■ **WHAT THIS TASK INVOLVES**
Because the images are not wanted, restate every line below word for word without them.

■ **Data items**
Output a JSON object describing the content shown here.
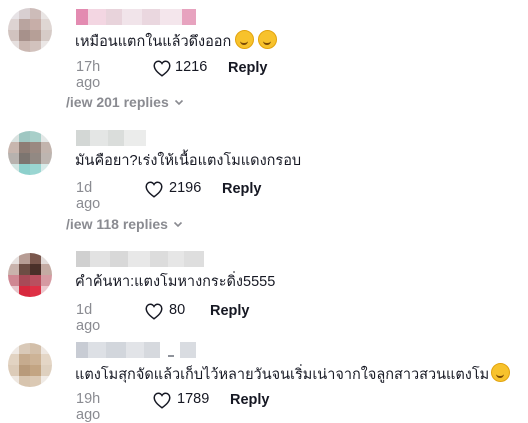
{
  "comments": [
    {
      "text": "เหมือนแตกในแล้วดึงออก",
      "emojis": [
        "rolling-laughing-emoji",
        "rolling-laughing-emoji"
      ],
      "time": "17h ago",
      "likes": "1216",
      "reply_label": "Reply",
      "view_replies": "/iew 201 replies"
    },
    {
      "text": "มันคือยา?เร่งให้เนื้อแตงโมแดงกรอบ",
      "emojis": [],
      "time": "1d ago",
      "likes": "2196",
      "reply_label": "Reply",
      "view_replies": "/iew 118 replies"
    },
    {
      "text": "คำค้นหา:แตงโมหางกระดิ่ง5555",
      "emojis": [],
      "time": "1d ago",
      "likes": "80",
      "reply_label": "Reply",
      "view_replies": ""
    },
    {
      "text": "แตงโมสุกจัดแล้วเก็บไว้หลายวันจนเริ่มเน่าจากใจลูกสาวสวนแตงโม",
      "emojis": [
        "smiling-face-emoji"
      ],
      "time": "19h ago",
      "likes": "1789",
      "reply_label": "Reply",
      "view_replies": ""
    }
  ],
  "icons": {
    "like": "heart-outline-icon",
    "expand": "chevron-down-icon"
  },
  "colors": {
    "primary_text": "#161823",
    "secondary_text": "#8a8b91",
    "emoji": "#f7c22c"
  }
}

■ **SOLUTION FOR THIS TASK**
Output a JSON object describing the content shown here.
{
  "comments": [
    {
      "text": "เหมือนแตกในแล้วดึงออก",
      "emojis": [
        "rolling-laughing-emoji",
        "rolling-laughing-emoji"
      ],
      "time": "17h ago",
      "likes": "1216",
      "reply_label": "Reply",
      "view_replies": "/iew 201 replies"
    },
    {
      "text": "มันคือยา?เร่งให้เนื้อแตงโมแดงกรอบ",
      "emojis": [],
      "time": "1d ago",
      "likes": "2196",
      "reply_label": "Reply",
      "view_replies": "/iew 118 replies"
    },
    {
      "text": "คำค้นหา:แตงโมหางกระดิ่ง5555",
      "emojis": [],
      "time": "1d ago",
      "likes": "80",
      "reply_label": "Reply",
      "view_replies": ""
    },
    {
      "text": "แตงโมสุกจัดแล้วเก็บไว้หลายวันจนเริ่มเน่าจากใจลูกสาวสวนแตงโม",
      "emojis": [
        "smiling-face-emoji"
      ],
      "time": "19h ago",
      "likes": "1789",
      "reply_label": "Reply",
      "view_replies": ""
    }
  ],
  "icons": {
    "like": "heart-outline-icon",
    "expand": "chevron-down-icon"
  },
  "colors": {
    "primary_text": "#161823",
    "secondary_text": "#8a8b91",
    "emoji": "#f7c22c"
  }
}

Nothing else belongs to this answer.